I’ve been reading an interesting book that takes a look at how ordinary Germans lived during World War II and how they thought about the events they were experiencing.
It is drawn in part from contemporary news reports and news reels along with reports from police, local government officials, and intelligence agencies. But its most important source is letters between friends and lovers separated by the war.
I picked up this book mostly to try to understand how a culturally advanced country could take such a dark and barbaric turn in such short order. But now, about a quarter of the way through the book, the most interesting thing I am finding is something that should be blindingly obvious, but really isn’t: these people had no idea how things were going to end up.
We tend to look back on history and see logical chains of events, so logical that they almost seem predestined: Of course Rome would fall. Naturally the economically powerful North would crush the underdeveloped South in the Civil War. There’s no way that Germany, a nation of less than 70 million could beat the combined powers of Europe.
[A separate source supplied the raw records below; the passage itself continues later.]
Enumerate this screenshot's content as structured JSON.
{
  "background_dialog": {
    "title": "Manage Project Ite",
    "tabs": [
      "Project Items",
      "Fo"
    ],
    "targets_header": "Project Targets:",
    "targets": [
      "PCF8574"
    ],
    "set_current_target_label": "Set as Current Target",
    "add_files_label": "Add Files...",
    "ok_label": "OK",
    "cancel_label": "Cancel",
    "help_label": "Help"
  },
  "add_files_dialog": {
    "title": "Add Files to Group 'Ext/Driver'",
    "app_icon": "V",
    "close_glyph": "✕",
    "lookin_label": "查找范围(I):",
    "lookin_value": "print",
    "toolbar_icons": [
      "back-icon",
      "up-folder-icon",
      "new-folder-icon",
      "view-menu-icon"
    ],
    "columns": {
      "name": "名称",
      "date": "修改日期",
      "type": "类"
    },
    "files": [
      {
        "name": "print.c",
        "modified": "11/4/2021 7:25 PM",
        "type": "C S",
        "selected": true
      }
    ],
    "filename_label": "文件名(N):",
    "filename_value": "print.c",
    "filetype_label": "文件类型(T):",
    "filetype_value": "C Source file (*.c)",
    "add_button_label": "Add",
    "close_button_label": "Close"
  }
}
That’s not at all how people saw things at the time, however.
In this case, it is clear that Germans were wary of war in 1939, with the memory of World War I still fresh, but at the same time, they were riled up by government propaganda blaming Britain and the Poles for the outbreak of the fighting. The book chronicles their worries as troops mobilized, their occasional qualms about the brutality of the opening campaign, and their growing rage at Allied air raids on German cities.
Then suddenly, the unthinkable happened – France surrendered, several smaller nations fell with hardly a fight, and Britain was isolated and seemingly without hope. The war was all but over and Germans began planning for a peaceful, powerful future. You can feel their relief and giddy delight that things didn’t go as badly as they had feared.
As a reader, we all know that’s not how it turned out at all, but none of these people, planning family reunions or happy post-war careers in 1940 and ‘41 had the faintest inkling of what was about to happen to them, which is sad and fascinating. It is a reminder that as we live in the moment, we have no idea how things will play out in the future.
I’ve been digging back in the Register’s archives lately for a variety of projects and it is most interesting to see how we reported on events long ago. In February of 1968, for example, in the wake of the Tet Offensive in Vietnam, we were reporting that “Allied troops are battering withdrawing Reds,” suggesting that U.S. military authorities were still viewing the event as a victory, which in a narrow sense it was. They didn’t yet know that the Tet Offensive would be an appalling shock to the public back home and become a turning point in the political mood of the country.
In February of 1918, meanwhile, we reported on Russia withdrawing from the war, quoting the obscure new leader of the government, “Lenine.”
All of this has made me think more deeply about the times we’re living in now. It’s clear we’re in a time of tremendous change, a time that will be pored over by historians in great detail. How many of the news stories we see and hear seem banal and trivial today, but will turn out to have earth-shaking significance, like that Lenine fellow? How many of the stories of today that seem significant now will turn out to be of no consequence at all, or wildly off base?
It’s often been said that journalism is the rough draft of history. And it’s true: we’re cataloging the events that will one day make up history, but unlike the people who will write those thick history books, we lack that comforting benefit of hindsight.